> _Provided information_
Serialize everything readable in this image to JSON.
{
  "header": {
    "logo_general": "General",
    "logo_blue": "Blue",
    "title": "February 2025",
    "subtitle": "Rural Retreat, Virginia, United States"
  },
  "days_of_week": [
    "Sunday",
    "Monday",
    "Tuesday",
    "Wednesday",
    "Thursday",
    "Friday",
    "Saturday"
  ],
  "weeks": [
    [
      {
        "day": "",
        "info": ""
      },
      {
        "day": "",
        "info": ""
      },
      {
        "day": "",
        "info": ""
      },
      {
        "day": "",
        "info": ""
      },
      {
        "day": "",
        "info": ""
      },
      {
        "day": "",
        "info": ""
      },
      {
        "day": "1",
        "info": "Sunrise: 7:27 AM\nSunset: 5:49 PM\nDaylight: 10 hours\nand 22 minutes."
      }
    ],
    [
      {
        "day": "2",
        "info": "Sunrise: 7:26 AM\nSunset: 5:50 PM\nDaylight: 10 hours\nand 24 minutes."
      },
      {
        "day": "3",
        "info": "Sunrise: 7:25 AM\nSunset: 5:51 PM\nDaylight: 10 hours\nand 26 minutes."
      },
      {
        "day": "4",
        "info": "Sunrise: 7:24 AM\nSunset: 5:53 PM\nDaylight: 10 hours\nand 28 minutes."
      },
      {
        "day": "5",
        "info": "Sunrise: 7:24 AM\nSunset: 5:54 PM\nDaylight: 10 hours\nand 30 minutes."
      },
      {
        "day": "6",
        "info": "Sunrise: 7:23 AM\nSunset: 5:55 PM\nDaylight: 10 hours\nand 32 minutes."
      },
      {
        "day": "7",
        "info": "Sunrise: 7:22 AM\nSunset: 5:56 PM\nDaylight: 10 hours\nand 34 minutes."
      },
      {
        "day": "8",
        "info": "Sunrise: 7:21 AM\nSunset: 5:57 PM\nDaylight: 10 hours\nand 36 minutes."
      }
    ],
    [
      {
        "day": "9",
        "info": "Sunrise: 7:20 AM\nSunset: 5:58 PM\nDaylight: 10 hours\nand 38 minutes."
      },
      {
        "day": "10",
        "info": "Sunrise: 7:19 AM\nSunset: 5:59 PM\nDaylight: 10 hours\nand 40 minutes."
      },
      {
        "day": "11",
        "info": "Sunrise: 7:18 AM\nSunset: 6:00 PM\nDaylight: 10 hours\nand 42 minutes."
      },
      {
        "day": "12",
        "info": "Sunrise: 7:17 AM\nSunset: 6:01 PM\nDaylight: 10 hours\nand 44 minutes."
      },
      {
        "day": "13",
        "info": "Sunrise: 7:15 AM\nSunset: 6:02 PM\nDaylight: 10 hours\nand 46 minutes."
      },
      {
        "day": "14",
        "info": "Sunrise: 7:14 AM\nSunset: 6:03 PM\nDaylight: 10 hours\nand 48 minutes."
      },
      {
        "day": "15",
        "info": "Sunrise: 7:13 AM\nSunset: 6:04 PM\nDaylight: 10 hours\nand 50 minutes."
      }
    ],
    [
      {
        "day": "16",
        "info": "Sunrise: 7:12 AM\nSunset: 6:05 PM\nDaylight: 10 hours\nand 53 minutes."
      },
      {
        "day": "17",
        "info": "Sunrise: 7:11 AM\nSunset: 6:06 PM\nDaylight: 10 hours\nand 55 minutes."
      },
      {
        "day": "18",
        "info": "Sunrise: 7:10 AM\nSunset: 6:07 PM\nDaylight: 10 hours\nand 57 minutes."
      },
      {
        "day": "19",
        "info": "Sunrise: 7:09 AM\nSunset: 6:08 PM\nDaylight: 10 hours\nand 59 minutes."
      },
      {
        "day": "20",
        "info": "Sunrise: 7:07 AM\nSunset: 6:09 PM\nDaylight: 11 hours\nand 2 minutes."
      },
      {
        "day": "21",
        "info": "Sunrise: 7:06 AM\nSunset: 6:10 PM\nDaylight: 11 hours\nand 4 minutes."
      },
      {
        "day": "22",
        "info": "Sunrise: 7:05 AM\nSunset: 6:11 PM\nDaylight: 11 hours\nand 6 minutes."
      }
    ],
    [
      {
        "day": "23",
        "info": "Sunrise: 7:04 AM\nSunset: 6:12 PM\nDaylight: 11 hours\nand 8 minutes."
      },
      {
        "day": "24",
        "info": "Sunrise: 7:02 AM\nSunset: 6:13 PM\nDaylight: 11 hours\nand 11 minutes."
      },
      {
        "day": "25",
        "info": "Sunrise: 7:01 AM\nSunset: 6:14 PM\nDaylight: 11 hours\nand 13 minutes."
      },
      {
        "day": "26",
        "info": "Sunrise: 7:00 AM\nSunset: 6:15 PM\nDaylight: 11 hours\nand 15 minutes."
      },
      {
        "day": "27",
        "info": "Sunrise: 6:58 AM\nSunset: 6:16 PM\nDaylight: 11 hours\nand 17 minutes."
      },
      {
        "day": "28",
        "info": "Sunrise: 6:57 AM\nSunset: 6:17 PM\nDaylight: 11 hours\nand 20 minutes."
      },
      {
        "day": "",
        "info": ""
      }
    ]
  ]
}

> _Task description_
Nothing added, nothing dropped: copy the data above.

> _Response_
Serialize everything readable in this image to JSON.
{
  "header": {
    "logo_general": "General",
    "logo_blue": "Blue",
    "title": "February 2025",
    "subtitle": "Rural Retreat, Virginia, United States"
  },
  "days_of_week": [
    "Sunday",
    "Monday",
    "Tuesday",
    "Wednesday",
    "Thursday",
    "Friday",
    "Saturday"
  ],
  "weeks": [
    [
      {
        "day": "",
        "info": ""
      },
      {
        "day": "",
        "info": ""
      },
      {
        "day": "",
        "info": ""
      },
      {
        "day": "",
        "info": ""
      },
      {
        "day": "",
        "info": ""
      },
      {
        "day": "",
        "info": ""
      },
      {
        "day": "1",
        "info": "Sunrise: 7:27 AM\nSunset: 5:49 PM\nDaylight: 10 hours\nand 22 minutes."
      }
    ],
    [
      {
        "day": "2",
        "info": "Sunrise: 7:26 AM\nSunset: 5:50 PM\nDaylight: 10 hours\nand 24 minutes."
      },
      {
        "day": "3",
        "info": "Sunrise: 7:25 AM\nSunset: 5:51 PM\nDaylight: 10 hours\nand 26 minutes."
      },
      {
        "day": "4",
        "info": "Sunrise: 7:24 AM\nSunset: 5:53 PM\nDaylight: 10 hours\nand 28 minutes."
      },
      {
        "day": "5",
        "info": "Sunrise: 7:24 AM\nSunset: 5:54 PM\nDaylight: 10 hours\nand 30 minutes."
      },
      {
        "day": "6",
        "info": "Sunrise: 7:23 AM\nSunset: 5:55 PM\nDaylight: 10 hours\nand 32 minutes."
      },
      {
        "day": "7",
        "info": "Sunrise: 7:22 AM\nSunset: 5:56 PM\nDaylight: 10 hours\nand 34 minutes."
      },
      {
        "day": "8",
        "info": "Sunrise: 7:21 AM\nSunset: 5:57 PM\nDaylight: 10 hours\nand 36 minutes."
      }
    ],
    [
      {
        "day": "9",
        "info": "Sunrise: 7:20 AM\nSunset: 5:58 PM\nDaylight: 10 hours\nand 38 minutes."
      },
      {
        "day": "10",
        "info": "Sunrise: 7:19 AM\nSunset: 5:59 PM\nDaylight: 10 hours\nand 40 minutes."
      },
      {
        "day": "11",
        "info": "Sunrise: 7:18 AM\nSunset: 6:00 PM\nDaylight: 10 hours\nand 42 minutes."
      },
      {
        "day": "12",
        "info": "Sunrise: 7:17 AM\nSunset: 6:01 PM\nDaylight: 10 hours\nand 44 minutes."
      },
      {
        "day": "13",
        "info": "Sunrise: 7:15 AM\nSunset: 6:02 PM\nDaylight: 10 hours\nand 46 minutes."
      },
      {
        "day": "14",
        "info": "Sunrise: 7:14 AM\nSunset: 6:03 PM\nDaylight: 10 hours\nand 48 minutes."
      },
      {
        "day": "15",
        "info": "Sunrise: 7:13 AM\nSunset: 6:04 PM\nDaylight: 10 hours\nand 50 minutes."
      }
    ],
    [
      {
        "day": "16",
        "info": "Sunrise: 7:12 AM\nSunset: 6:05 PM\nDaylight: 10 hours\nand 53 minutes."
      },
      {
        "day": "17",
        "info": "Sunrise: 7:11 AM\nSunset: 6:06 PM\nDaylight: 10 hours\nand 55 minutes."
      },
      {
        "day": "18",
        "info": "Sunrise: 7:10 AM\nSunset: 6:07 PM\nDaylight: 10 hours\nand 57 minutes."
      },
      {
        "day": "19",
        "info": "Sunrise: 7:09 AM\nSunset: 6:08 PM\nDaylight: 10 hours\nand 59 minutes."
      },
      {
        "day": "20",
        "info": "Sunrise: 7:07 AM\nSunset: 6:09 PM\nDaylight: 11 hours\nand 2 minutes."
      },
      {
        "day": "21",
        "info": "Sunrise: 7:06 AM\nSunset: 6:10 PM\nDaylight: 11 hours\nand 4 minutes."
      },
      {
        "day": "22",
        "info": "Sunrise: 7:05 AM\nSunset: 6:11 PM\nDaylight: 11 hours\nand 6 minutes."
      }
    ],
    [
      {
        "day": "23",
        "info": "Sunrise: 7:04 AM\nSunset: 6:12 PM\nDaylight: 11 hours\nand 8 minutes."
      },
      {
        "day": "24",
        "info": "Sunrise: 7:02 AM\nSunset: 6:13 PM\nDaylight: 11 hours\nand 11 minutes."
      },
      {
        "day": "25",
        "info": "Sunrise: 7:01 AM\nSunset: 6:14 PM\nDaylight: 11 hours\nand 13 minutes."
      },
      {
        "day": "26",
        "info": "Sunrise: 7:00 AM\nSunset: 6:15 PM\nDaylight: 11 hours\nand 15 minutes."
      },
      {
        "day": "27",
        "info": "Sunrise: 6:58 AM\nSunset: 6:16 PM\nDaylight: 11 hours\nand 17 minutes."
      },
      {
        "day": "28",
        "info": "Sunrise: 6:57 AM\nSunset: 6:17 PM\nDaylight: 11 hours\nand 20 minutes."
      },
      {
        "day": "",
        "info": ""
      }
    ]
  ]
}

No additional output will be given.